You: I thought this was supposed to be a food and beer blog. What's with the wine?
Me: I could make something up. Like... No matter how much I prefer beer to wine, wine is an essential part of food experience and artisinal food culture. Or... I think you might be interested. But the bottom line is that I know very little about wine. If I'm serious about cooking, I need to change that. Perhaps Wine Blogging Wednesdays will help me develop as an oenophile. Consider it a sub-plot.
Jathan at Winexpression was looking for Rhone blends.
I picked up a bottle of 2002 Clos du Caillou Côtes du Rhône. I was interested in it because I heard that it was good. From reading things, such as the Wine Bible, I knew that the wine would be untamed with spicy, juicy qualities. What I didn't expect was how interesting the wine would be.
The nose was ostensibly disappointing. At first, it seemed to be of oak from top to bottom. As I put my nose further into the glass, however, I picked up raspberry, alcohol, and a rhubarb-like tartness. At 14% alcohol, I was actually surprised that ethanol wasn't more prominent in the aroma. The taste was both complex and delicious. The flavor leads in with a strong hand of oak that filled my mouth. After a few seconds, a burst of pleasant tannins took over and imparted a powerful leathery flavor. Finally, there was a rich bouquet of berries. Bits of raspberry, cranberry, and strawberry all lingered on my tongue for minutes. Echoes of oak and vanilla ended the taste experience. The wine left my mouth feeling slightly dry. True to form, it was just slightly velvety.
The estate was under the leadership of Jean-Denis Vacheron when this wine was produced, who holds an eight hectare estate just north of Avignon. He died an untimely death the year this wine was elaborated, and had his work continued by his wife Sylvie Pouizen and the talented Bruno Gaspard.
In Courthézon, the grapes grow in a squarely mediterranean climate. Despite 2002 being an off year for southern Rhone wines (think raining and flooding), I think it added a Jekyll-and-Hyde character to the wine that makes it more interesting. It's not sunny, but it certainly doesn't have the mulgrims either.
The two principle constituents of the wine seem to be grenache and syrah. I surmise that the fruitiness and warmth come from the grenache while syrah contributes hints of spice. I'm not familiar enough with Rhone varietals to further analyze the blending.
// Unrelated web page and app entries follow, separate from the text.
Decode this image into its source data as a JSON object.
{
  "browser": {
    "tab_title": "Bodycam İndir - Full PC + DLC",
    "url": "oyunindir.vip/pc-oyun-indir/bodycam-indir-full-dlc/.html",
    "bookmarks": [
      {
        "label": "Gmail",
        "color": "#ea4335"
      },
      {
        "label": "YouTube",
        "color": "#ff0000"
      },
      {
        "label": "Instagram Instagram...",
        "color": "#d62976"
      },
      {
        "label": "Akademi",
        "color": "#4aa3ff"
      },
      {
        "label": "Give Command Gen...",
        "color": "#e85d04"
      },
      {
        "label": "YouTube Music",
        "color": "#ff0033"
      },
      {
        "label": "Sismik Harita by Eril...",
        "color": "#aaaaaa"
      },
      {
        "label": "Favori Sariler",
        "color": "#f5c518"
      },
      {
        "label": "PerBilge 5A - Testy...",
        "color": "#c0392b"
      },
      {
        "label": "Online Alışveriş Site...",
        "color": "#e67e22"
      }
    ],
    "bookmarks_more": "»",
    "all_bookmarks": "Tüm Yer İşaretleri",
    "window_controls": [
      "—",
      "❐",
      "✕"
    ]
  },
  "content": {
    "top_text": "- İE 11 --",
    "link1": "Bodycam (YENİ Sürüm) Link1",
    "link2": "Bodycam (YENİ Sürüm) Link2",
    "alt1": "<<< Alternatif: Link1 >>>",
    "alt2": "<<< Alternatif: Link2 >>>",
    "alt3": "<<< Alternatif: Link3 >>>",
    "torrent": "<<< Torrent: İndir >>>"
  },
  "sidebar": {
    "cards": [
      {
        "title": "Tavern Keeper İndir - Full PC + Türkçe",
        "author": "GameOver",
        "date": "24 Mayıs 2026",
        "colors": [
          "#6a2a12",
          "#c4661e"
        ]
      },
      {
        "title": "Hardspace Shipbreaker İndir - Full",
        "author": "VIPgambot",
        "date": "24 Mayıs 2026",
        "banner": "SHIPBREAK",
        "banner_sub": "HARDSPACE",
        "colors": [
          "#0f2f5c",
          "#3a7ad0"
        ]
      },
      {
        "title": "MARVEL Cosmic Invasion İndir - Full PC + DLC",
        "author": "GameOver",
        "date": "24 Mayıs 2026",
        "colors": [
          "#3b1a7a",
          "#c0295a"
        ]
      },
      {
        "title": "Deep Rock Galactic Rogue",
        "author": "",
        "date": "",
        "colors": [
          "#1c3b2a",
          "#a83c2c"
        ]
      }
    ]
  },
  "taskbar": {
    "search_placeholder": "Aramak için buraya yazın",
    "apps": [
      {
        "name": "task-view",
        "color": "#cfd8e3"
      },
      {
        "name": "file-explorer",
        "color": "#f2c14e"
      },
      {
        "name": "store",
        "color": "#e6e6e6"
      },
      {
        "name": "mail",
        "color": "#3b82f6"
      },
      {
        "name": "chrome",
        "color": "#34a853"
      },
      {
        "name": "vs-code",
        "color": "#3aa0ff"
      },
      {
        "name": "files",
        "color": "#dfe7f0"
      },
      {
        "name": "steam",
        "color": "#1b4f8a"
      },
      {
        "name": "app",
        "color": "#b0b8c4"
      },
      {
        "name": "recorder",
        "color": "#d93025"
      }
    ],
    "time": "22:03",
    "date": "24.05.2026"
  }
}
I imagine that this wine would be a good partner with many red meats. A steak cooked rare or medium rare with pepper on it, would be fantastic for example. I don't know how it would turn out, but I think it would be interesting to try this wine with tuna sushi.
Tagged with: WBW19 + WBW